- Diese Veranstaltung hat bereits stattgefunden.
„Netizens“ for democracy! Internet-citizens in South Korea and China
2. Mai 2017, 19:00 - 21:00kostenlos
Early visions, historical steps – struggles of today
Zu Ehren des Pionierbuchs Netizens: On the History and Impact of Usenet and the Internet veranstaltet die taz eine Podiumsdiskussion zur Entwicklung der Vernetzung in Südkorea („Kerzenschein-Demonstrationen“) und China, um zu erforschen, wie die „Netizens“ für eine demokratischere und gerechtere Gesellschaft kämpfen.
Auf dem Podium:
- Ronda Hauben, Journalistin und Autorin
- Jay Hauben, Autor, USA
- Nataly Jung-Hwa Han, Vorsitzende des Korea Verbands, Berlin
Moderation: Gaby Sohl, Koordinatorin taz.international
Datum: Dienstag, 02. Mai um 19 Uhr
Ort: taz café, Rudi-Dutschke-Straße 23, Berlin-Kreuzberg
Can the internet still match its early visions to develop a Laboratory for Democracy?
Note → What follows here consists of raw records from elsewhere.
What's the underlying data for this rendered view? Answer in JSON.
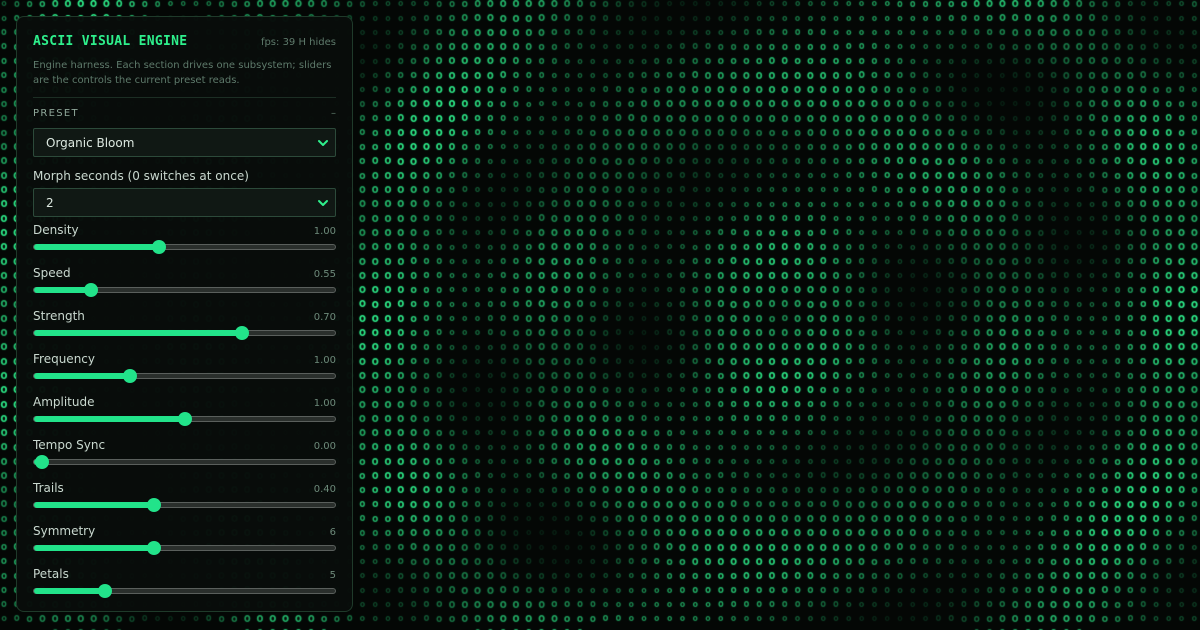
{
  "background": {
    "glyph": "o",
    "color": "#2ef08c"
  },
  "panel": {
    "title": "ASCII VISUAL ENGINE",
    "fps": "fps: 39 H hides",
    "description": "Engine harness. Each section drives one subsystem; sliders are the controls the current preset reads.",
    "section": {
      "title": "PRESET",
      "toggle": "–"
    },
    "preset": {
      "selected": "Organic Bloom"
    },
    "morph": {
      "label": "Morph seconds (0 switches at once)",
      "selected": "2"
    },
    "sliders": [
      {
        "label": "Density",
        "value": "1.00",
        "level": 0.415
      },
      {
        "label": "Speed",
        "value": "0.55",
        "level": 0.188
      },
      {
        "label": "Strength",
        "value": "0.70",
        "level": 0.69
      },
      {
        "label": "Frequency",
        "value": "1.00",
        "level": 0.32
      },
      {
        "label": "Amplitude",
        "value": "1.00",
        "level": 0.5
      },
      {
        "label": "Tempo Sync",
        "value": "0.00",
        "level": 0.025
      },
      {
        "label": "Trails",
        "value": "0.40",
        "level": 0.4
      },
      {
        "label": "Symmetry",
        "value": "6",
        "level": 0.4
      },
      {
        "label": "Petals",
        "value": "5",
        "level": 0.235
      }
    ],
    "accent_color": "#22e38a"
  }
}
In honor of the pioneer book „Netizens: On the History and Impact of Usenet and the Internet“ we will discuss networking developments in South Korea and China to explore how ’netizens‘ struggle for a more democratic and fair society.
The print publication of the book „Netizens: On the History and Impact of Usenet and the Internet“ by Michael Hauben and Ronda Hauben appeared 20 years ago, in 1997. An English edition was published in May and a Japanese translation appeared in October. At the time the book was published it was one of the few books documenting what the potential social impact of the Net would be.
It is now 20 years later, an anniversary which provides the opportunity both to look back at this earlier period in networking development and to analyze some of the developments that have occurred in the intervening years. We will be presenting a program looking at the early promise represented by the Net and exploring whether and to what degree this potential has or is being realized.
The presentation will focus on two important aspects of Internet development. The first is the vision that inspired and gave support to the early development of the Net. This vision was most strongly articulated by J.C.R. Licklider, a psychologist who conceived of an evolving network available to all, and where the online users would be a force to identify the problems of continuing networking development and to work together to find a means for their resolution.
The second important aspect that the book documents is the emergence and role of the netizens, the online users who are creating a new form of citizenship of the Net and the bigger world it is part of. One of the two co-authors of the book, Michael Hauben, in his online research in the early 1990s introduced the term netizen to describe those online who sought to spread the Net and contribute towards its positive development.
One presentation will include a case study of the candlelight revolution by citizens and netizens in South Korea which raises the problem of how to forge a new governance model for participatory democracy. The second will argue that netizens are having a sustained impact and are contributing to developing Chinese society in the direction of greater citizen participation.
It will include some examples we discovered of the role of Germany in inspiring and supporting Internet and netizen developments in South Korea and China. There will be time for questions and discussion after the presentation.
Coverbild: 20 years after „Netizens“ was published. How does the internet shape societies? Bild: reuters, Nutzungsrechte: taz